"More people have said, 'What can I do to help you?' in the last 14 hours of my life than they ever did in the first 19 years."
As a death row attorney whom Desmond Tutu has called "America's young Nelson Mandela," Bryan Stevenson has worked with people who most of society has already cast aside. For many of these condemned convicts, however, that happened long before they entered prison walls.
Take Herbert Richardson, for example. Richardson, Stevenson says, had returned from the Vietnam War emotionally disturbed and without the support and resources to overcome the trauma. Then, in 1977, Richardson became upset by the end of a relationship and left a homemade bomb on the porch of his ex-girlfriend's home. The woman's 11-year-old niece picked up the bomb, and it exploded. She died instantly.
A year later, Richardson was convicted of capital murder and sentenced to death. A series of appeals was each time denied, and just one month before his execution date, Richardson called upon Stevenson to help in the eleventh hour. The lawyer filed for an emergency stay of execution, but, in his words, it was too late. The stay was rejected, and Richardson was scheduled to die at midnight on August 18, 1989.
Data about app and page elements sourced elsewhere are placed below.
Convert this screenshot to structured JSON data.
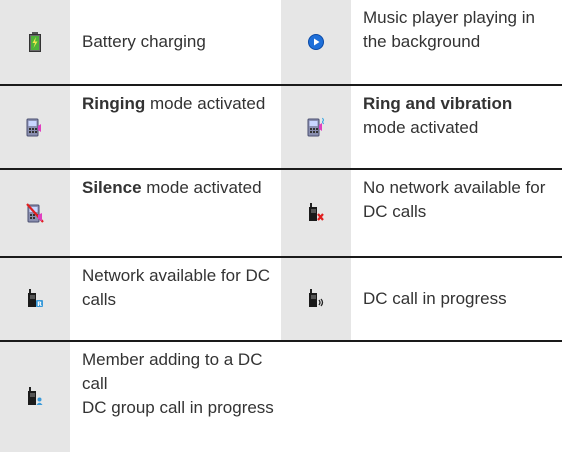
{
  "rows": [
    {
      "left": {
        "icon": "battery-charging-icon",
        "text": "Battery charging"
      },
      "right": {
        "icon": "music-player-icon",
        "text": "Music player playing in the background"
      }
    },
    {
      "left": {
        "icon": "ringing-mode-icon",
        "bold": "Ringing",
        "text": " mode activated"
      },
      "right": {
        "icon": "ring-vibration-mode-icon",
        "bold": "Ring and vibration",
        "text": " mode activated"
      }
    },
    {
      "left": {
        "icon": "silence-mode-icon",
        "bold": "Silence",
        "text": " mode activated"
      },
      "right": {
        "icon": "no-network-dc-icon",
        "text": "No network available for DC calls"
      }
    },
    {
      "left": {
        "icon": "network-dc-available-icon",
        "text": "Network available for DC calls"
      },
      "right": {
        "icon": "dc-call-in-progress-icon",
        "text": "DC call in progress"
      }
    },
    {
      "left": {
        "icon": "dc-member-add-icon",
        "text": "Member adding to a DC call",
        "text2": "DC group call in progress"
      },
      "right": null
    }
  ]
}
Stevenson went to the prison on the day of the execution and, as he tells Oprah during an interview for "SuperSoul Sunday," what his client said that day has always haunted him.
"I was back there with him right before the execution, and he was saying to me, 'All day long, people have been saying, What can I do to help you? Can we get you water? Can we get you coffee? Can we get you stamps to mail your last letter?'" Stevenson says. "And I never will forget him saying to me... 'Bryan, it's been so strange. More people have said, What can I do to help you? in the last 14 hours of my life than they ever did in the first 19 years of my life.'"
Stevenson found the observation both profound and tragic.
"I was holding his hands, standing there with him and thinking, 'Yeah, where were they when you were 3 when your mom died? Where were they when you were 7 and you were experimenting with drugs? Where were they when you were a young teenager returning from Vietnam traumatized and drug-addicted?" Stevenson says.
As those questions swirled through Stevenson's mind, his client was pulled away. Richardson was strapped into the electric chair and executed; he died at 12:14 a.m. The experience changed Stevenson forever.
"The shame of that was, for me, what I couldn't let go," he says. "They had the guards come in and shave the hair off [Richardson's] body to prepare him for execution, and I watched those men do that. I don't think I'd ever seen human beings more pained by something they had to do."
Though Stevenson certainly believes that people who commit horrific crimes deserve to face consequences, he does not believe the consequence should be death.
"The pain and shame of that made me believe that we can do better," Stevenson says.
Source: Huffington Post, Lisa Capretto, November 11, 2015